So what answer should the mugger have given to claim the riddler’s money and save himself a nasty bruise?
Breaking the Code
‘I am fairly familiar with all forms of secret writings, and am myself the author of a trifling monograph upon the subject, in which I analyze one
hundred and sixty separate ciphers.’
‘THE ADVENTURE OF THE DANCING MEN’
Cryptography (from the Greek for ‘hidden writing’) is the science of code- and cipher-creating, while cryptanalysis is concerned with breaking them.
In Holmes’s world, filled with deceits and intrigues, a thorough comprehension of cryptanalysis was an invaluable way to discover useful information.
Some basics to begin with – a code and a cipher are not the same:
In a code, each word or phrase is replaced by another word, phrase or symbol. Both the message sender and recipient must know what the
coded words, phrases and symbols mean either by prior agreement or through use of tools such as code books. A code is a secret language.
In a cipher, each letter is either replaced by an alternative letter, number or symbol (a substitution cipher) or the letters are shuffled about (a
transposition cipher). Plaintext is the name given to the information you wish to communicate, while ciphertext is what is actually sent.
Here are a few of history’s more famous codes and ciphers:
The Caesar cipher
(also known as the Caesar shift)
This was supposedly devised by Julius Caesar for use by his troops. It involves shifting letters along the alphabet by a set number of positions.
If you move the alphabet by one position, for instance, a is signified by b and b is signified by c. So the word cat would be communicated as
dbu. Shift two positions and a is signified by c and b is signified by d (with cat becoming ecv). There are a potential twenty-five Caesar shift
The transposition code
In its simplest form, this involves writing your message into a grid of suitable size, which is then read from a predetermined start point and in a
particular direction. Can you decode the following message?
Start at the bottom right-hand corner and read each column from bottom to top. The message is ‘The enemy will attack in one hour.’
This technique was probably developed in the early Victorian era. Its basic rules are simple. If a word starts with a consonant (or consonant
cluster), move that to the end of the word and add the letters ‘ay’ after it. If a word begins with a vowel (or a silent consonant), add ‘way’ to the
end. Try deciphering this:
ewarebay ethay angryway anmay inway ethay oldway athay.
The message reads: ‘Beware the angry man in the old hat.’
The pigpen cipher

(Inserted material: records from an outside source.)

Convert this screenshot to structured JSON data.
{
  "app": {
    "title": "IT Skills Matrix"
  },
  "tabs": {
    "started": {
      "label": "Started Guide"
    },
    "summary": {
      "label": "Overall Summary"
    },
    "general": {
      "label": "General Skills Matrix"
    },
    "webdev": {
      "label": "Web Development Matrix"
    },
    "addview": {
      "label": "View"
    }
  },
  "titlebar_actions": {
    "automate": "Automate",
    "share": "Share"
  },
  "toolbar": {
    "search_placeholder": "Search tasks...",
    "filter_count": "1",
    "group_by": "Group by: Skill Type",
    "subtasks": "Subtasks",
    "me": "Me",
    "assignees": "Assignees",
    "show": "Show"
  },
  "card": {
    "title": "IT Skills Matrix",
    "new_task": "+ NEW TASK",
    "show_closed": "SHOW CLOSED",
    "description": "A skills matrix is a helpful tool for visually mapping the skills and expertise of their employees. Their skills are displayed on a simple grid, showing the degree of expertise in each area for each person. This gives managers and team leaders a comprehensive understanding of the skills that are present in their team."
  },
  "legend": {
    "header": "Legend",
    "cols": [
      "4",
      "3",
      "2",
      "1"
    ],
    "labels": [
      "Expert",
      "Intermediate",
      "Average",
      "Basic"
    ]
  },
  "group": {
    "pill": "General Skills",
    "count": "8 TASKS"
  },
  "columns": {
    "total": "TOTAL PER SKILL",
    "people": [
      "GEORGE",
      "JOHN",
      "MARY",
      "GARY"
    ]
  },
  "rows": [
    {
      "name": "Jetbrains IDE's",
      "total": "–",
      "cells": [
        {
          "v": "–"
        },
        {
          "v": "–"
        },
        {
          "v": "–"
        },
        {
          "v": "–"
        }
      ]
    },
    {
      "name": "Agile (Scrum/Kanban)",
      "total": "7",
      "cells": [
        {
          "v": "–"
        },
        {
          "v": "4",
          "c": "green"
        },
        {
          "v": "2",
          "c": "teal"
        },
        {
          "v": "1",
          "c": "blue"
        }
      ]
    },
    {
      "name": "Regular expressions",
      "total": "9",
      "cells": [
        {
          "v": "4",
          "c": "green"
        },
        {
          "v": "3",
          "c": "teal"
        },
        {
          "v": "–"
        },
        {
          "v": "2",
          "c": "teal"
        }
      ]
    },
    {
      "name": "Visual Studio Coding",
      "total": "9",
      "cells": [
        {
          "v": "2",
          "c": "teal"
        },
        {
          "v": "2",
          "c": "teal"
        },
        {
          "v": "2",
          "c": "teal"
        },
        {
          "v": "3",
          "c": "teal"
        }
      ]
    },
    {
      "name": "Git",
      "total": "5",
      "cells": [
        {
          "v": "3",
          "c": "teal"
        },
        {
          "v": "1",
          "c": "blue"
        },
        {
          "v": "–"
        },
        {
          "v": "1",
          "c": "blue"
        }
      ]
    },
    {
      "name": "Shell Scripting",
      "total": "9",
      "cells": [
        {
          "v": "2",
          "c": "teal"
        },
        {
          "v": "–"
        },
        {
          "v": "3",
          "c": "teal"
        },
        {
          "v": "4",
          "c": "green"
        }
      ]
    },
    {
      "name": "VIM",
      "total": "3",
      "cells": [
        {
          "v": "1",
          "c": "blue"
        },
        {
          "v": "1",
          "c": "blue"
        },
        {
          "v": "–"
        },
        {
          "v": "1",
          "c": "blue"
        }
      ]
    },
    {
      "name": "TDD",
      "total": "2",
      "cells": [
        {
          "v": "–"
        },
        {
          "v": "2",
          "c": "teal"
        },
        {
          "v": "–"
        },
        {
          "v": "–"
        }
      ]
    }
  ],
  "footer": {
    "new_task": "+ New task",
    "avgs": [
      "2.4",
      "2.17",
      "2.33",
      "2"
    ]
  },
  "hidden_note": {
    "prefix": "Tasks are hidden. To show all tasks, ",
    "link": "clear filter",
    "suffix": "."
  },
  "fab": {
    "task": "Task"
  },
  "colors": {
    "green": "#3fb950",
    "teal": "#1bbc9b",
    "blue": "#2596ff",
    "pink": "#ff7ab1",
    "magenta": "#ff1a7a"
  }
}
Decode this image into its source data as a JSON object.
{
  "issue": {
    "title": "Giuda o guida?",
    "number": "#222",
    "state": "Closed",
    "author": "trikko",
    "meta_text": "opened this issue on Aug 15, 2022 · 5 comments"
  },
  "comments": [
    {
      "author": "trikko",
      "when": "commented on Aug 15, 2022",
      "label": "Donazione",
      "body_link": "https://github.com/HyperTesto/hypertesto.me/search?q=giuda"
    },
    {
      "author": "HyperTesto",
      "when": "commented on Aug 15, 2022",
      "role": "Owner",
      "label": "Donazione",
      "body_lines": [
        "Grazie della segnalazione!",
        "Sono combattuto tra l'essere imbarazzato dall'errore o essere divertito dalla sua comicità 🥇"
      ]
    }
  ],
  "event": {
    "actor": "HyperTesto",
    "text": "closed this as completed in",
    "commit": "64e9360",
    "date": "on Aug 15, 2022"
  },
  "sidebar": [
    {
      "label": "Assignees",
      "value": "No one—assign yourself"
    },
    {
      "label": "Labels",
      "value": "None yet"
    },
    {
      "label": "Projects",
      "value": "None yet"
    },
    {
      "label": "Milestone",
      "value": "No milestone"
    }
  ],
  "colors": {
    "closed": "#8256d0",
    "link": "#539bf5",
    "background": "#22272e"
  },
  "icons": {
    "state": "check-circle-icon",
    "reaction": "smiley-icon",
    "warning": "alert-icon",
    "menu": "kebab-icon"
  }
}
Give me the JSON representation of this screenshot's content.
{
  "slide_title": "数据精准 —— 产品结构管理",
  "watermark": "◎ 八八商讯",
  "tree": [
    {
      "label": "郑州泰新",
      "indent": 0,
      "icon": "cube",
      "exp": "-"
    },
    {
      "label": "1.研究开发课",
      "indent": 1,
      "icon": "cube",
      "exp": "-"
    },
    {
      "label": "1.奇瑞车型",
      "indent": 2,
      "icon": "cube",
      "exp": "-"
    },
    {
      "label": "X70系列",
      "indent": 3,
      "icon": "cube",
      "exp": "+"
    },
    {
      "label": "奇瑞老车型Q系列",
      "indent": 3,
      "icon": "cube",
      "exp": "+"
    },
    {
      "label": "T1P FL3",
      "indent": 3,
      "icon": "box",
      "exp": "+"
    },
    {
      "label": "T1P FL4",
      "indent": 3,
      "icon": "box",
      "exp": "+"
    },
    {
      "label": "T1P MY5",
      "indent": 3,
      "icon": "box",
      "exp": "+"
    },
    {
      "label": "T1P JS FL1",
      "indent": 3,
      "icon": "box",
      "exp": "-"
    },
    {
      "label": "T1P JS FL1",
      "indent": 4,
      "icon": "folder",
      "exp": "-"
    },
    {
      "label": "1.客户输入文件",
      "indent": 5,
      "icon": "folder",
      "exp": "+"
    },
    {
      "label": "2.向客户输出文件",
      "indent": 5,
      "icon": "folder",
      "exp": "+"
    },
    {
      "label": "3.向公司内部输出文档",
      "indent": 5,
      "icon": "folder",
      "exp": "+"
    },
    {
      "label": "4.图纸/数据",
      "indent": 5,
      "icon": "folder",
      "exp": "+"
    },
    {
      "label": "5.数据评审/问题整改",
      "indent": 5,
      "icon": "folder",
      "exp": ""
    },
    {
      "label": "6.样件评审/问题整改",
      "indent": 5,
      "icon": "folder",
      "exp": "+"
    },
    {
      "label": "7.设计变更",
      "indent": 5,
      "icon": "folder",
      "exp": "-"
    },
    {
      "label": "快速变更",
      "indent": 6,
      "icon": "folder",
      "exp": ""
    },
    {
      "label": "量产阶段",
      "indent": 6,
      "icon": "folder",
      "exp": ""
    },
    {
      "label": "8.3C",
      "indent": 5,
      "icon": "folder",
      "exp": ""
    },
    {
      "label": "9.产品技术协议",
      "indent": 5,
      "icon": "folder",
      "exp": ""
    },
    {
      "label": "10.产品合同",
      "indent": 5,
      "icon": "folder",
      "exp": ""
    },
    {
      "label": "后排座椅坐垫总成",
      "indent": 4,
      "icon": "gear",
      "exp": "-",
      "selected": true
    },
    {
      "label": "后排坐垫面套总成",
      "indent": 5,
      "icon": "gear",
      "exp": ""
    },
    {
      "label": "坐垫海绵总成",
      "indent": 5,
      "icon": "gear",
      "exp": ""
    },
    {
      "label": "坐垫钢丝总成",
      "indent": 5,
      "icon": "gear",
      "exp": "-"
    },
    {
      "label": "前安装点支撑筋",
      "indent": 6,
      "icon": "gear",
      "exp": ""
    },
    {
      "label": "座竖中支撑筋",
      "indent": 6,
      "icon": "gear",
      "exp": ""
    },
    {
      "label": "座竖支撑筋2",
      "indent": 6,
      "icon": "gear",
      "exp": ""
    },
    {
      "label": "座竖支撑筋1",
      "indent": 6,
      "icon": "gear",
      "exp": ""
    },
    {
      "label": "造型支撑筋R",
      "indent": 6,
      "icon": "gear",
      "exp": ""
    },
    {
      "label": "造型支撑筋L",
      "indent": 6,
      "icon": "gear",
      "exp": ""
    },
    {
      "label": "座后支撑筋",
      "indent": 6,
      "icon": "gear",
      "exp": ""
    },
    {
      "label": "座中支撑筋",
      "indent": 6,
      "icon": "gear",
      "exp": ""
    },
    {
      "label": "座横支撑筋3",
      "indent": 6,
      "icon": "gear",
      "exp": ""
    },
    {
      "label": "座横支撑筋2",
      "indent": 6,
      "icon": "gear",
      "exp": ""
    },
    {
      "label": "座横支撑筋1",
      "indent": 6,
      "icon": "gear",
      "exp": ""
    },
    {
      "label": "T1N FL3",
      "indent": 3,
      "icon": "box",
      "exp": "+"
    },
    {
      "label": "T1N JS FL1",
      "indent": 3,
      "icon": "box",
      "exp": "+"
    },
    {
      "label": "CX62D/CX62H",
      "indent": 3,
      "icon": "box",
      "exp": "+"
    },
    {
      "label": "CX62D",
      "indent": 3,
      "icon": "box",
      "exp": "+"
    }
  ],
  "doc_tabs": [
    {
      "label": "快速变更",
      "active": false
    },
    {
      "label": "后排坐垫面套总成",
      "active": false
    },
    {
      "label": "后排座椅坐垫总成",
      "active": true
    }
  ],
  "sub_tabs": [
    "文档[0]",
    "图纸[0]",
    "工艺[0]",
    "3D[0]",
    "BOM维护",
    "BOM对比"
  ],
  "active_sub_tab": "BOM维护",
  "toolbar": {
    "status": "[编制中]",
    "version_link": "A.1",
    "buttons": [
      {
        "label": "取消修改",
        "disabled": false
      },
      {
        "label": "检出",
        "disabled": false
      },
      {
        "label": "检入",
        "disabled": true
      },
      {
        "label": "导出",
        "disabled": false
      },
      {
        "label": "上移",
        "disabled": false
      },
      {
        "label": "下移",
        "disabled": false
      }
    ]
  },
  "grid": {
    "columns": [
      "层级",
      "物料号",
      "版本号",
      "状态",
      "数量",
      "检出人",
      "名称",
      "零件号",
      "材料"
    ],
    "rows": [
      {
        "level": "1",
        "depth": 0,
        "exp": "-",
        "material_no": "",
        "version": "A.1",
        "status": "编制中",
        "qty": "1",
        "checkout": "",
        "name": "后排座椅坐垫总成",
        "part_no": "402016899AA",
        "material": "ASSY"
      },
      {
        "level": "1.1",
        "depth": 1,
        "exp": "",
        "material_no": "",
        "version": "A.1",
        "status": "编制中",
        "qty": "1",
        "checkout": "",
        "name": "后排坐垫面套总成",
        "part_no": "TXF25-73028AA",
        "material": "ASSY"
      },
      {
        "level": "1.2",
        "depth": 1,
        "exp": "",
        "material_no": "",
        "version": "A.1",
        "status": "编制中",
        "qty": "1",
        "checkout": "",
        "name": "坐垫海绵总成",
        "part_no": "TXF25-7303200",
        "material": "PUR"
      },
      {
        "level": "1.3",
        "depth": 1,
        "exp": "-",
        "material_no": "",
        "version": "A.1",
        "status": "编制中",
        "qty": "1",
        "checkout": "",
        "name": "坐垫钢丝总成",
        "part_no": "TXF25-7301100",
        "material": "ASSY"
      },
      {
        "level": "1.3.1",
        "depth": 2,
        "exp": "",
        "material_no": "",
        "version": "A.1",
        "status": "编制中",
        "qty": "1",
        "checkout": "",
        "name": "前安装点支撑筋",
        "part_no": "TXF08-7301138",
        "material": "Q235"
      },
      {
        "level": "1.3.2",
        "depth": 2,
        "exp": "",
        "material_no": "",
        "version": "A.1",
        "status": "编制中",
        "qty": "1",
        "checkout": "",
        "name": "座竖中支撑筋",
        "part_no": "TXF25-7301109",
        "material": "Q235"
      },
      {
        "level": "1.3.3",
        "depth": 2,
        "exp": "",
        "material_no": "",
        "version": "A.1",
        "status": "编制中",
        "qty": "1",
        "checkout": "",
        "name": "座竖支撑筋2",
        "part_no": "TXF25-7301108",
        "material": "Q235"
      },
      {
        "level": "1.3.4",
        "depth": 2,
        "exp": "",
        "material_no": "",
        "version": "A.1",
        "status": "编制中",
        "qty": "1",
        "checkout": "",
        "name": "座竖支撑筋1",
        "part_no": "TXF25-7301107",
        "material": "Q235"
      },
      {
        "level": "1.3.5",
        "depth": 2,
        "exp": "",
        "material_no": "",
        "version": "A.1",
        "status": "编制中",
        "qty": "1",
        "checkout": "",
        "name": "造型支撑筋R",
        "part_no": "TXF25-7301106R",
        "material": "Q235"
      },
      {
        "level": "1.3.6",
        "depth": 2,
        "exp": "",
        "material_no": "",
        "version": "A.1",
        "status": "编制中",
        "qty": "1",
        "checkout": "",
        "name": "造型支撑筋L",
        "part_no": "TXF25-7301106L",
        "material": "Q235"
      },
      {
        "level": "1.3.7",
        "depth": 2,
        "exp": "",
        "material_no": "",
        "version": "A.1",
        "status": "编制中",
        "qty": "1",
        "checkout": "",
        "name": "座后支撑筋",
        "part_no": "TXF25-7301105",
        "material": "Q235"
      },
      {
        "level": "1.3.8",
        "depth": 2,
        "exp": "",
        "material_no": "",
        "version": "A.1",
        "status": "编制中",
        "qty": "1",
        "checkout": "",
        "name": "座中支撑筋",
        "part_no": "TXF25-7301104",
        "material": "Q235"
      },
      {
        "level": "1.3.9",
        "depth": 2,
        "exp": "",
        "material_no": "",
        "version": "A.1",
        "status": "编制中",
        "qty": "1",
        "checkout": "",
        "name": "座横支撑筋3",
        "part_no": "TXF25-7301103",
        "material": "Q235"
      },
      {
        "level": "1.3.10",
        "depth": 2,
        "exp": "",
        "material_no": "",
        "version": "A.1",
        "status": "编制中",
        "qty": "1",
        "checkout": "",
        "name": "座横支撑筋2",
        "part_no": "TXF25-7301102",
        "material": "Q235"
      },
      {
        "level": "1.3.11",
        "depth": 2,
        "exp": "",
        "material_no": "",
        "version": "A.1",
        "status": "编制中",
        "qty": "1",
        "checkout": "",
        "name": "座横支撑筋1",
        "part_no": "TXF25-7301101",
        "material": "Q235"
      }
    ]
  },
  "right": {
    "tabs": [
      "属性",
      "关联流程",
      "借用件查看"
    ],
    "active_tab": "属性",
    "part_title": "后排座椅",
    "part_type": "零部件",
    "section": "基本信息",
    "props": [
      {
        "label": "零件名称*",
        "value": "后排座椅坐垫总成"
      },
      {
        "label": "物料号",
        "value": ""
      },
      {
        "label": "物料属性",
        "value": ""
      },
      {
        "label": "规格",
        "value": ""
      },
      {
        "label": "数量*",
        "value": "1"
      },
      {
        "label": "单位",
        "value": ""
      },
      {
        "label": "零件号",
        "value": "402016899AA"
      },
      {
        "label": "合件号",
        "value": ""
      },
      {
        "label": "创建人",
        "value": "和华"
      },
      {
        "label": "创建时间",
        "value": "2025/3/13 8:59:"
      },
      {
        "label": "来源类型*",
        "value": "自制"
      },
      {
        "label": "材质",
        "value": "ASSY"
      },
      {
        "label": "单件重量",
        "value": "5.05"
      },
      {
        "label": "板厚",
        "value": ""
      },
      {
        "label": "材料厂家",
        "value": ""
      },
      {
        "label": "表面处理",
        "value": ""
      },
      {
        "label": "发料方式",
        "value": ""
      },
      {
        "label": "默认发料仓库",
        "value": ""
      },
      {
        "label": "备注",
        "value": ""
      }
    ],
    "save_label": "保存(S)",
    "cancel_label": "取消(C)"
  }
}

A centuries-old cipher that uses four simple grids containing all the letters of the alphabet:
When writing their message, the sender replaces each letter with the relevant fragment of grid. Hence ‘Beware’ becomes: